The insurance world is constantly evolving, but one thing remains the same: a great customer service experience can show your clients that you care.
Many agents see customer churn as an inevitable sales phenomenon. Whether it happens during the sales process or when a policy expires and a client needs to renew, clients do in fact move on, and sales professionals are left to find new leads and begin building again.
Unfortunately, we rarely dig down and investigate what motivates a policyholder to leave. However, agents should take the time to ponder this both during the purchase and after in order to reduce the number of clients who walk away.
Make Your Policies Client-Friendly
Many people associate fear with insurance, and that feeling comes from a variety of sources. Some prospects fear they aren’t getting the proper value in return for their hard-earned money, or they might be skeptical about whether they really need the policies you sell. Others purchase insurance because they fear loved ones will be left to foot the bill in the event of a catastrophe.
Regardless of why a client may experience fear when making important decisions about coverage, one thing is for sure: agents must make it a priority to care for the needs of their clients, both economic and emotional. As VP of NIIT Jon Mayo puts it, “What customers really want is to be cared for by experts who understand the best products for them across an increasingly complex product set.”
Oftentimes, the legalese and difficult insurance language that come with policy sales compound the issue of client fear.

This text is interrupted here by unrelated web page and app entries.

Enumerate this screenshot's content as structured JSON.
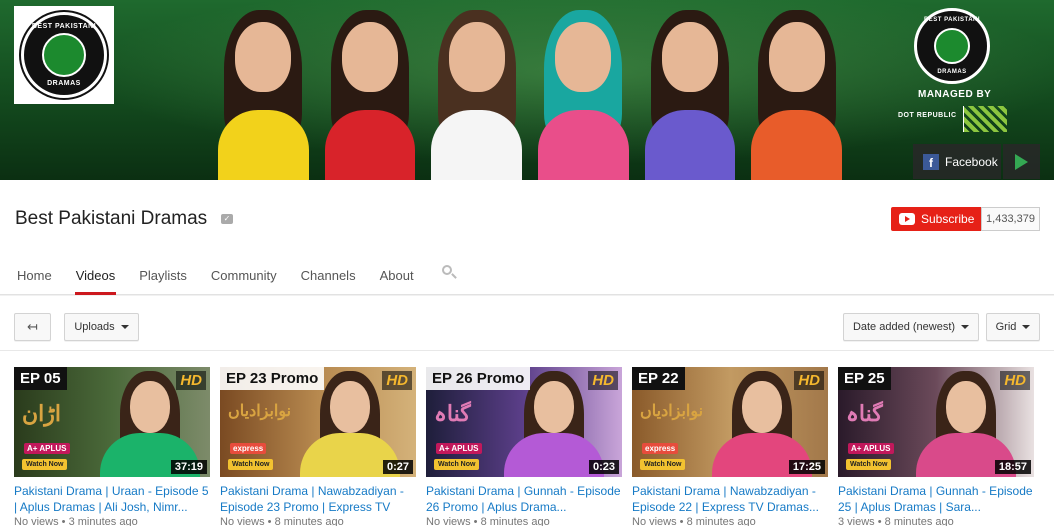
{
  "banner": {
    "logo_text_top": "BEST PAKISTANI",
    "logo_text_bottom": "DRAMAS",
    "managed_by": "MANAGED BY",
    "partner": "DOT REPUBLIC",
    "facebook_label": "Facebook",
    "icons": [
      "facebook-icon",
      "google-play-icon"
    ]
  },
  "channel": {
    "name": "Best Pakistani Dramas",
    "verified_icon": "verified-icon",
    "subscribe_label": "Subscribe",
    "subscriber_count": "1,433,379"
  },
  "tabs": [
    {
      "label": "Home",
      "active": false
    },
    {
      "label": "Videos",
      "active": true
    },
    {
      "label": "Playlists",
      "active": false
    },
    {
      "label": "Community",
      "active": false
    },
    {
      "label": "Channels",
      "active": false
    },
    {
      "label": "About",
      "active": false
    }
  ],
  "controls": {
    "back_icon": "back-arrow-icon",
    "uploads_label": "Uploads",
    "sort_label": "Date added (newest)",
    "view_label": "Grid"
  },
  "videos": [
    {
      "ep_label": "EP 05",
      "show_logo": "اڑان",
      "network": "A+ APLUS",
      "badge": "HD",
      "watch_label": "Watch Now",
      "duration": "37:19",
      "title": "Pakistani Drama | Uraan - Episode 5 | Aplus Dramas | Ali Josh, Nimr...",
      "views": "No views",
      "age": "3 minutes ago"
    },
    {
      "ep_label": "EP 23 Promo",
      "show_logo": "نوابزادیاں",
      "network": "express",
      "badge": "HD",
      "watch_label": "Watch Now",
      "duration": "0:27",
      "title": "Pakistani Drama | Nawabzadiyan - Episode 23 Promo | Express TV",
      "views": "No views",
      "age": "8 minutes ago"
    },
    {
      "ep_label": "EP 26 Promo",
      "show_logo": "گناہ",
      "network": "A+ APLUS",
      "badge": "HD",
      "watch_label": "Watch Now",
      "duration": "0:23",
      "title": "Pakistani Drama | Gunnah - Episode 26 Promo | Aplus Drama...",
      "views": "No views",
      "age": "8 minutes ago"
    },
    {
      "ep_label": "EP 22",
      "show_logo": "نوابزادیاں",
      "network": "express",
      "badge": "HD",
      "watch_label": "Watch Now",
      "duration": "17:25",
      "title": "Pakistani Drama | Nawabzadiyan - Episode 22 | Express TV Dramas...",
      "views": "No views",
      "age": "8 minutes ago"
    },
    {
      "ep_label": "EP 25",
      "show_logo": "گناہ",
      "network": "A+ APLUS",
      "badge": "HD",
      "watch_label": "Watch Now",
      "duration": "18:57",
      "title": "Pakistani Drama | Gunnah - Episode 25 | Aplus Dramas | Sara...",
      "views": "3 views",
      "age": "8 minutes ago"
    }
  ],
  "colors": {
    "accent_red": "#cc181e",
    "subscribe_red": "#e62117",
    "link_blue": "#167ac6",
    "banner_green": "#1f6a2e"
  }
}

To remedy this, you should present policies in plain language, tell stories to demonstrate the ways in which policies address client needs, and make an effort to ask if there are any questions you can answer. You are the expert, and as such, it is your responsibility to communicate to prospects the complex world of insurance in a way that doesn’t leave them feeling lost.
Go the Extra Mile
If you want to show your clients that you care about them, you’ll have to develop some strategies to meet (or exceed) their expectations. For example, some newer companies have seen impressive results from easy online quotes, one-click claims processing, and externally certified product comparisons. Clients who are engaged with their policies in meaningful ways will naturally feel more in control of their coverage.
The leadership of a new insurance start-up, Lemonade, began their company after noticing the often adversarial relationship between insurers and policyholders. Their unconventional P2P home and renters insurance model groups policyholders together by similar philanthropic interests. Clients pay premiums, Lemonade takes a 20% management fee, and 40% of their payment funds external and internal reinsurance to help cover claims. Any unused funds at the end of the policy period are donated to the group’s designated charity.
“I don't want the money,” said CEO Daniel Schreiber. “It's the root cause of the adversarial relationship between the insurer and policy owner. When you make a claim, I don't want ever to be in a position of doubting whether I should pay.”
Consistent Communication is Key
When a client signs on the dotted line, that isn’t the end of the sale. You should make it a regular habit to follow up with your policyholders to see if there are any needs or questions they may have. Routinely check to see if there are new products in your company’s catalogue, not just to upsell, but to see if there are any opportunities to reduce premiums for your client.
If a prospect decides to go with someone else, you should accept the news with grace. Customer churn does happen, and it doesn’t mean that a client on the way out won’t become a client again in the future. Keep them on file, and reach out to them when their policy is set to expire. All kinds of factors can result in them looking to switch carriers. Perhaps their premiums are set to go up in coming months, or they weren’t satisfied with the customer service they received.
As carriers continue to develop new products, and as the insurance landscape continues to evolve, one thing is for certain: nothing can ever replace an excellent customer service experience.